Records excerpted from a collection:
- - - - -
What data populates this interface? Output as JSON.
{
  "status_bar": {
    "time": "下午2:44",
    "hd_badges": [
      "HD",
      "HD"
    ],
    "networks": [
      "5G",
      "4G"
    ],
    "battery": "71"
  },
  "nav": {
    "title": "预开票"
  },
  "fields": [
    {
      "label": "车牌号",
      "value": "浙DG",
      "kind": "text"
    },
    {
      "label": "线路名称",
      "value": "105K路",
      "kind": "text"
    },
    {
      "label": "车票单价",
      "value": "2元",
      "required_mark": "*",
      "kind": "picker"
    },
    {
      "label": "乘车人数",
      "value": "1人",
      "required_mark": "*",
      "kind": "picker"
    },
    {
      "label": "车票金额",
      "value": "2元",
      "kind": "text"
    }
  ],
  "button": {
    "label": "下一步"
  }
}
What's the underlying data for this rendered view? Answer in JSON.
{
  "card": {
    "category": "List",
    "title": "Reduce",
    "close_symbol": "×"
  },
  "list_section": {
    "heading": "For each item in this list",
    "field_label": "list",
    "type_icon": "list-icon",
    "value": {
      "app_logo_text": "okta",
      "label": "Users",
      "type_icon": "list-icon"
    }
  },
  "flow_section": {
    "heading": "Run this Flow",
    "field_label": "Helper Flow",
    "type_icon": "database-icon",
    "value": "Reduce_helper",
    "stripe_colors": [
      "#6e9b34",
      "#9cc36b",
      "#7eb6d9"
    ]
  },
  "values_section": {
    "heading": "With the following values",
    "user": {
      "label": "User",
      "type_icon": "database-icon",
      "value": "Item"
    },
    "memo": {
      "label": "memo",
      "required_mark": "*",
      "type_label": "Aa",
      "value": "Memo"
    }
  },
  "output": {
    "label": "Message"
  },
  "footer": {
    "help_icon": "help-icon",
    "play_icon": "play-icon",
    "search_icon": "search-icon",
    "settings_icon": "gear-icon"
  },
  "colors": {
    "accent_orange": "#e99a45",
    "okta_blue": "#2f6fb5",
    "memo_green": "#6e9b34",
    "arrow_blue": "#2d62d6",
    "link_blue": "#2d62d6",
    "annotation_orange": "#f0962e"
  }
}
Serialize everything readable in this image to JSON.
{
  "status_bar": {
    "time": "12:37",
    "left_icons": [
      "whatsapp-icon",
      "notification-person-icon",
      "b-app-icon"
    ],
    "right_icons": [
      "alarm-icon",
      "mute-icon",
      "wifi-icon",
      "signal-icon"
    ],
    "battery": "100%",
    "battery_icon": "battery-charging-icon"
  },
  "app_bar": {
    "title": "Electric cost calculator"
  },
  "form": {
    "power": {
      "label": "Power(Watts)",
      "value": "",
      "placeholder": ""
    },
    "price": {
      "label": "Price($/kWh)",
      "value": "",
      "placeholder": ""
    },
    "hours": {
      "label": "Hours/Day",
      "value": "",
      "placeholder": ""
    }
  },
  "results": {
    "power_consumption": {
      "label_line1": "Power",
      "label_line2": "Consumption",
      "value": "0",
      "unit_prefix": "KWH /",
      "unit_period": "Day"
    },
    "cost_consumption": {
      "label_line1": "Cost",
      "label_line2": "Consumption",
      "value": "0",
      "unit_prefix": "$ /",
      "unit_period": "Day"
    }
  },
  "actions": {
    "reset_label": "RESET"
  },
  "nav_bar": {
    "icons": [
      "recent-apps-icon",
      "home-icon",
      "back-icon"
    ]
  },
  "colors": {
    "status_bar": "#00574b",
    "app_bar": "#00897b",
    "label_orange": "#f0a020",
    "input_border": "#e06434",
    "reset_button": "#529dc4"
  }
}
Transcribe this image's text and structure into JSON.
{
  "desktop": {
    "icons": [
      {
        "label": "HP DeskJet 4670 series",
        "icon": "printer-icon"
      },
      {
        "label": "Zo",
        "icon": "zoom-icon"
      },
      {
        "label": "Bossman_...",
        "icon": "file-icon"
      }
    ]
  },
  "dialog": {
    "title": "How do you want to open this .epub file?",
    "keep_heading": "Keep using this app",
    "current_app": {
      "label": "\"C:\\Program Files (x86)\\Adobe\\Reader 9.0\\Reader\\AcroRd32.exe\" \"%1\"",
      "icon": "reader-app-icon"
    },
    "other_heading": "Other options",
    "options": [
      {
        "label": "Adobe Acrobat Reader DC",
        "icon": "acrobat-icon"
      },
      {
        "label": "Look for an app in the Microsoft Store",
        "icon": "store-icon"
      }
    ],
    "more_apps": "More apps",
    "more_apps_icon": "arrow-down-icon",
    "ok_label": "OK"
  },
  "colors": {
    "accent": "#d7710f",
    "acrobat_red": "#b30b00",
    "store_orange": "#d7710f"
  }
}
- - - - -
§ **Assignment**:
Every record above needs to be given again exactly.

§ **Answer to this task**:
What data populates this interface? Output as JSON.
{
  "status_bar": {
    "time": "下午2:44",
    "hd_badges": [
      "HD",
      "HD"
    ],
    "networks": [
      "5G",
      "4G"
    ],
    "battery": "71"
  },
  "nav": {
    "title": "预开票"
  },
  "fields": [
    {
      "label": "车牌号",
      "value": "浙DG",
      "kind": "text"
    },
    {
      "label": "线路名称",
      "value": "105K路",
      "kind": "text"
    },
    {
      "label": "车票单价",
      "value": "2元",
      "required_mark": "*",
      "kind": "picker"
    },
    {
      "label": "乘车人数",
      "value": "1人",
      "required_mark": "*",
      "kind": "picker"
    },
    {
      "label": "车票金额",
      "value": "2元",
      "kind": "text"
    }
  ],
  "button": {
    "label": "下一步"
  }
}
What's the underlying data for this rendered view? Answer in JSON.
{
  "card": {
    "category": "List",
    "title": "Reduce",
    "close_symbol": "×"
  },
  "list_section": {
    "heading": "For each item in this list",
    "field_label": "list",
    "type_icon": "list-icon",
    "value": {
      "app_logo_text": "okta",
      "label": "Users",
      "type_icon": "list-icon"
    }
  },
  "flow_section": {
    "heading": "Run this Flow",
    "field_label": "Helper Flow",
    "type_icon": "database-icon",
    "value": "Reduce_helper",
    "stripe_colors": [
      "#6e9b34",
      "#9cc36b",
      "#7eb6d9"
    ]
  },
  "values_section": {
    "heading": "With the following values",
    "user": {
      "label": "User",
      "type_icon": "database-icon",
      "value": "Item"
    },
    "memo": {
      "label": "memo",
      "required_mark": "*",
      "type_label": "Aa",
      "value": "Memo"
    }
  },
  "output": {
    "label": "Message"
  },
  "footer": {
    "help_icon": "help-icon",
    "play_icon": "play-icon",
    "search_icon": "search-icon",
    "settings_icon": "gear-icon"
  },
  "colors": {
    "accent_orange": "#e99a45",
    "okta_blue": "#2f6fb5",
    "memo_green": "#6e9b34",
    "arrow_blue": "#2d62d6",
    "link_blue": "#2d62d6",
    "annotation_orange": "#f0962e"
  }
}
Serialize everything readable in this image to JSON.
{
  "status_bar": {
    "time": "12:37",
    "left_icons": [
      "whatsapp-icon",
      "notification-person-icon",
      "b-app-icon"
    ],
    "right_icons": [
      "alarm-icon",
      "mute-icon",
      "wifi-icon",
      "signal-icon"
    ],
    "battery": "100%",
    "battery_icon": "battery-charging-icon"
  },
  "app_bar": {
    "title": "Electric cost calculator"
  },
  "form": {
    "power": {
      "label": "Power(Watts)",
      "value": "",
      "placeholder": ""
    },
    "price": {
      "label": "Price($/kWh)",
      "value": "",
      "placeholder": ""
    },
    "hours": {
      "label": "Hours/Day",
      "value": "",
      "placeholder": ""
    }
  },
  "results": {
    "power_consumption": {
      "label_line1": "Power",
      "label_line2": "Consumption",
      "value": "0",
      "unit_prefix": "KWH /",
      "unit_period": "Day"
    },
    "cost_consumption": {
      "label_line1": "Cost",
      "label_line2": "Consumption",
      "value": "0",
      "unit_prefix": "$ /",
      "unit_period": "Day"
    }
  },
  "actions": {
    "reset_label": "RESET"
  },
  "nav_bar": {
    "icons": [
      "recent-apps-icon",
      "home-icon",
      "back-icon"
    ]
  },
  "colors": {
    "status_bar": "#00574b",
    "app_bar": "#00897b",
    "label_orange": "#f0a020",
    "input_border": "#e06434",
    "reset_button": "#529dc4"
  }
}
Transcribe this image's text and structure into JSON.
{
  "desktop": {
    "icons": [
      {
        "label": "HP DeskJet 4670 series",
        "icon": "printer-icon"
      },
      {
        "label": "Zo",
        "icon": "zoom-icon"
      },
      {
        "label": "Bossman_...",
        "icon": "file-icon"
      }
    ]
  },
  "dialog": {
    "title": "How do you want to open this .epub file?",
    "keep_heading": "Keep using this app",
    "current_app": {
      "label": "\"C:\\Program Files (x86)\\Adobe\\Reader 9.0\\Reader\\AcroRd32.exe\" \"%1\"",
      "icon": "reader-app-icon"
    },
    "other_heading": "Other options",
    "options": [
      {
        "label": "Adobe Acrobat Reader DC",
        "icon": "acrobat-icon"
      },
      {
        "label": "Look for an app in the Microsoft Store",
        "icon": "store-icon"
      }
    ],
    "more_apps": "More apps",
    "more_apps_icon": "arrow-down-icon",
    "ok_label": "OK"
  },
  "colors": {
    "accent": "#d7710f",
    "acrobat_red": "#b30b00",
    "store_orange": "#d7710f"
  }
}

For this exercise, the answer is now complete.